If you are diabetic, you will be given instructions by our pre-assessment nurses about your diabetic medication. If you take blood thinners (like warfarin), we will have asked you to have your INR blood test checked a few days before surgery. If it is high, it may need to be repeated on the day of surgery. Depending on the result, we may need to reschedule your operation. If you take a diuretic (water tablet) in the morning, it may be better to take the tablet after surgery instead of beforehand. Always keep a list of your medications with you. (TIP: Save this to your phone and include a list of your ALLERGIES as well)
What do I need to do after I go home?
After your operation, you will have an eye pad and/or shield over your eye (Figure 2), depending on your surgeon. Once you have recovered from the anaesthetic, you will receive your eye drops, instructions about caring for your eye, and details of your next appointment. You will then be discharged and can go home. You should not drive on the day of surgery so do ensure someone escorts you home. Please clarify when you can resume driving with your doctor when you attend your follow-up appointment. The amount of time that you will need to take off work depends on the nature of your job. Please discuss this with your doctor.
Here are some DOs after surgery:
DO put your drops in as instructed
DO wear sunglasses when you go outside
DO clean your eye daily as instructed
You CAN continue reading / watching TV as usual
There are NO dietary restrictions after surgery.
Here are some DON'Ts after surgery:
DO NOT allow any water into your eye for 2 weeks (ie. when showering etc.)
DO NOT rub your eye - if you really need to wipe it, gently dab the skin around your eye with a clean tissue.
DO NOT strain or carry anything heavy after surgery
DO NOT perform any 'major' cooking - you do not want anything splashing into your eye
DO NOT play any sports for a few weeks after surgery
DO NOT do any gardening for 6 weeks after surgery
DO NOT sleep on your eye - if you have a tendency to do this, then wear a plastic eyeshield when you sleep at night.
Will I Feel Any Pain after Surgery?
During the night after your operation, you may experience some mild discomfort.
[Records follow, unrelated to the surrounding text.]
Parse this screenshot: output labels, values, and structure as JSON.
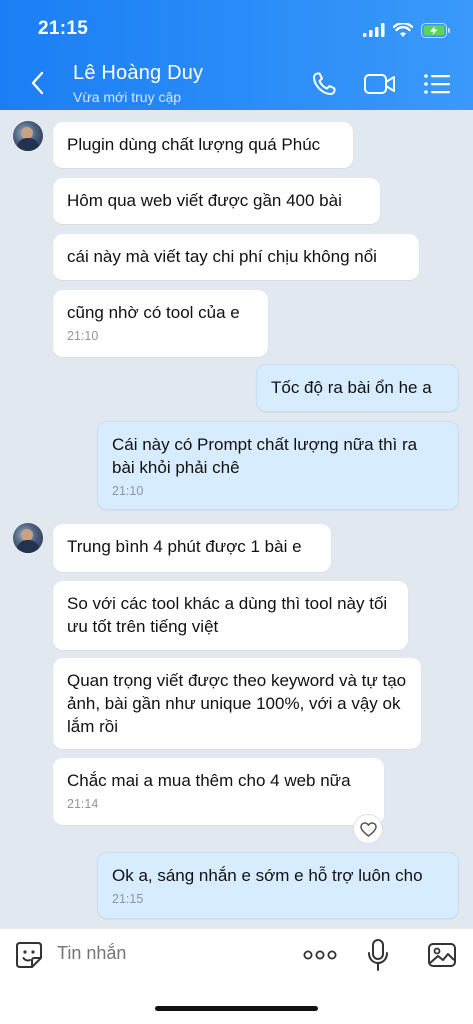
{
  "status_bar": {
    "time": "21:15"
  },
  "header": {
    "contact_name": "Lê Hoàng Duy",
    "contact_status": "Vừa mới truy cập"
  },
  "messages": [
    {
      "text": "Plugin dùng chất lượng quá Phúc"
    },
    {
      "text": "Hôm qua web viết được gần 400 bài"
    },
    {
      "text": "cái này mà viết tay chi phí chịu không nổi"
    },
    {
      "text": "cũng nhờ có tool của e",
      "time": "21:10"
    },
    {
      "text": "Tốc độ ra bài ổn he a"
    },
    {
      "text": "Cái này có Prompt chất lượng nữa thì ra bài khỏi phải chê",
      "time": "21:10"
    },
    {
      "text": "Trung bình 4 phút được 1 bài e"
    },
    {
      "text": "So với các tool khác a dùng thì tool này tối ưu tốt trên tiếng việt"
    },
    {
      "text": "Quan trọng viết được theo keyword và tự tạo ảnh, bài gần như unique 100%, với a vậy ok lắm rồi"
    },
    {
      "text": "Chắc mai a mua thêm cho 4 web nữa",
      "time": "21:14"
    },
    {
      "text": "Ok a, sáng nhắn e sớm e hỗ trợ luôn cho",
      "time": "21:15"
    }
  ],
  "input": {
    "placeholder": "Tin nhắn"
  },
  "icons": {
    "back": "chevron-left-icon",
    "call": "phone-icon",
    "video": "video-camera-icon",
    "menu": "list-menu-icon",
    "sticker": "smiley-sticker-icon",
    "more": "more-dots-icon",
    "mic": "microphone-icon",
    "gallery": "image-gallery-icon",
    "react": "heart-icon"
  },
  "colors": {
    "header": "#2b8df8",
    "outgoing_bubble": "#d7ecff",
    "incoming_bubble": "#ffffff",
    "background": "#e2e8ef"
  }
}
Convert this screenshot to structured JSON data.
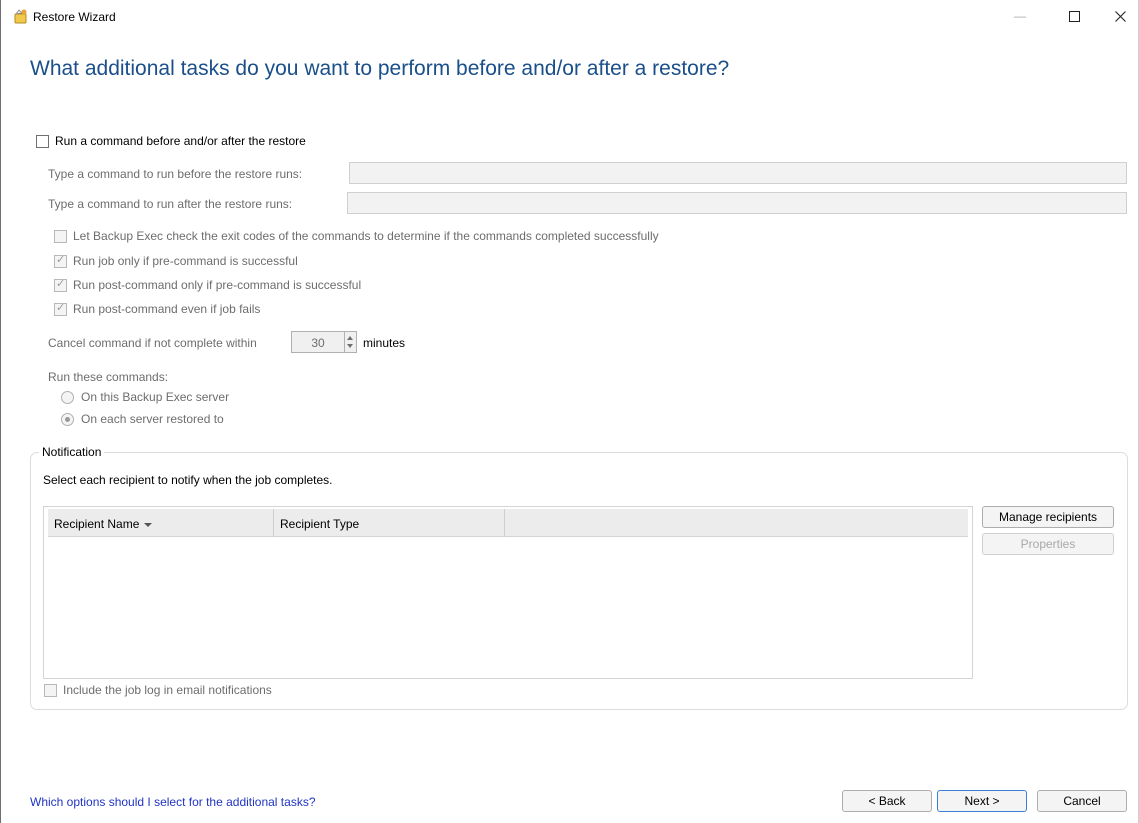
{
  "window": {
    "title": "Restore Wizard",
    "minimize_glyph": "—",
    "maximize_glyph": "☐",
    "close_glyph": "✕"
  },
  "heading": "What additional tasks do you want to perform before and/or after a restore?",
  "commands": {
    "run_command_label": "Run a command before and/or after the restore",
    "run_command_checked": false,
    "before_label": "Type a command to run before the restore runs:",
    "before_value": "",
    "after_label": "Type a command to run after the restore runs:",
    "after_value": "",
    "options": [
      {
        "label": "Let Backup Exec check the exit codes of the commands to determine if the commands completed successfully",
        "checked": false
      },
      {
        "label": "Run job only if pre-command is successful",
        "checked": true
      },
      {
        "label": "Run post-command only if pre-command is successful",
        "checked": true
      },
      {
        "label": "Run post-command even if job fails",
        "checked": true
      }
    ],
    "cancel_label": "Cancel command if not complete within",
    "cancel_value": "30",
    "cancel_unit": "minutes",
    "run_these_label": "Run these commands:",
    "run_on": [
      {
        "label": "On this Backup Exec server",
        "selected": false
      },
      {
        "label": "On each server restored to",
        "selected": true
      }
    ]
  },
  "notification": {
    "group_title": "Notification",
    "instruction": "Select each recipient to notify when the job completes.",
    "columns": [
      "Recipient Name",
      "Recipient Type"
    ],
    "rows": [],
    "manage_button": "Manage recipients",
    "properties_button": "Properties",
    "include_log_label": "Include the job log in email notifications",
    "include_log_checked": false
  },
  "footer": {
    "help_link": "Which options should I select for the additional tasks?",
    "back_button": "< Back",
    "next_button": "Next >",
    "cancel_button": "Cancel"
  },
  "icons": {
    "app": "restore-wizard-icon",
    "sort": "sort-descending-icon"
  },
  "colors": {
    "heading": "#1a4f8b",
    "link": "#2034c4",
    "disabled_text": "#6d6d6d"
  }
}
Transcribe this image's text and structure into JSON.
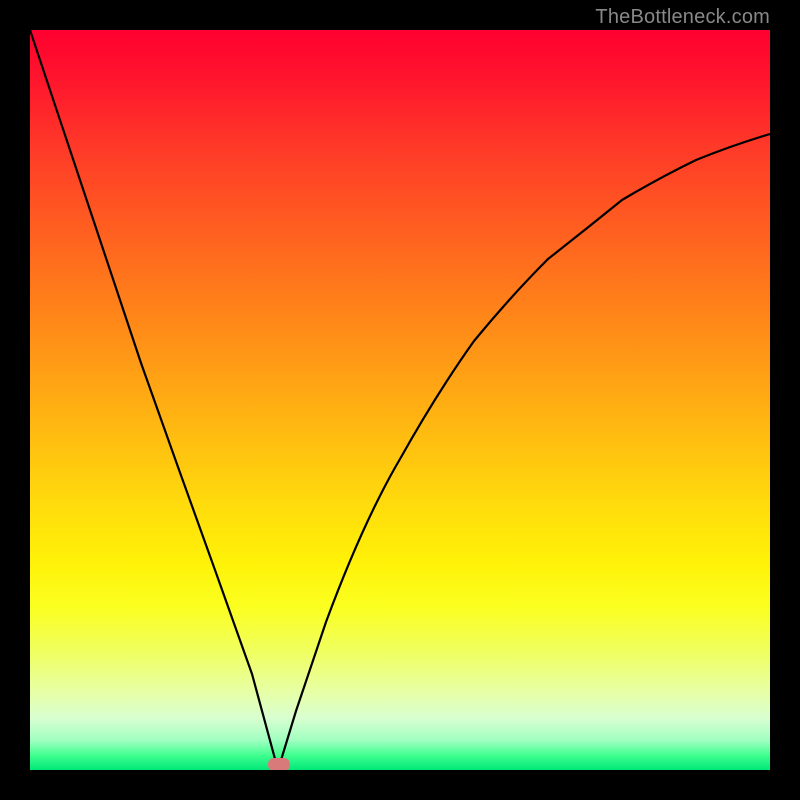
{
  "watermark": "TheBottleneck.com",
  "chart_data": {
    "type": "line",
    "title": "",
    "xlabel": "",
    "ylabel": "",
    "xlim": [
      0,
      100
    ],
    "ylim": [
      0,
      100
    ],
    "grid": false,
    "legend": false,
    "background_gradient": {
      "orientation": "vertical",
      "stops": [
        {
          "pos": 0.0,
          "color": "#ff0030"
        },
        {
          "pos": 0.5,
          "color": "#ffb010"
        },
        {
          "pos": 0.75,
          "color": "#fff208"
        },
        {
          "pos": 1.0,
          "color": "#00e878"
        }
      ]
    },
    "series": [
      {
        "name": "bottleneck-curve",
        "x": [
          0,
          5,
          10,
          15,
          20,
          25,
          30,
          33.5,
          36,
          40,
          45,
          50,
          55,
          60,
          65,
          70,
          75,
          80,
          85,
          90,
          95,
          100
        ],
        "y": [
          100,
          85,
          70,
          55,
          41,
          27,
          13,
          0,
          8,
          20,
          32,
          42,
          51,
          58,
          64,
          69,
          73,
          77,
          80,
          82.5,
          84.5,
          86
        ]
      }
    ],
    "marker": {
      "name": "minimum-point",
      "x": 33.5,
      "y": 0,
      "color": "#d97a7a",
      "shape": "rounded-rect"
    }
  }
}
Please take simple pain-killers as required. The drops you have been given should also help to relieve the irritation and are usually required for up to four weeks after your operation. Before you leave the hospital, we will give you specific instructions on how often to use your eye drops and when you should stop using them. Your vision may take up to a few weeks to improve. It is normal to experience some redness, watering, or grittiness of the eye, but you should never have severe pain.
In general, symptoms should gradually improve as time passes. If any symptoms get worse, especially pain & redness with rapidly worsening vision, please contact your eye department urgently or attend your nearest A&E department.
Do I have to wear glasses after the surgery?
In most cases we aim for you to see as well as possible without glasses for distance. However, you will need new reading glasses after the operation. It is recommended that you wait six weeks after surgery before visiting your local optician. Patients who need cataract surgery in the other eye sometimes prefer to wait until they have had the operation before getting new glasses. Rarely, you may end up being more long sighted or short sighted than we had anticipated. If this occurs, you may need a stronger glasses prescription or a further procedure.
What should I do if I have a problem?
Please contact your doctor if you have any problems or concerns. It is important to do so URGENTLY if you have any of the following:
Severe pain after surgery
Increasing redness, pain and blurring of the vision in the days or weeks after surgery
Worsening vision – especially if you find that your vision initially improves after surgery, but then starts to decline.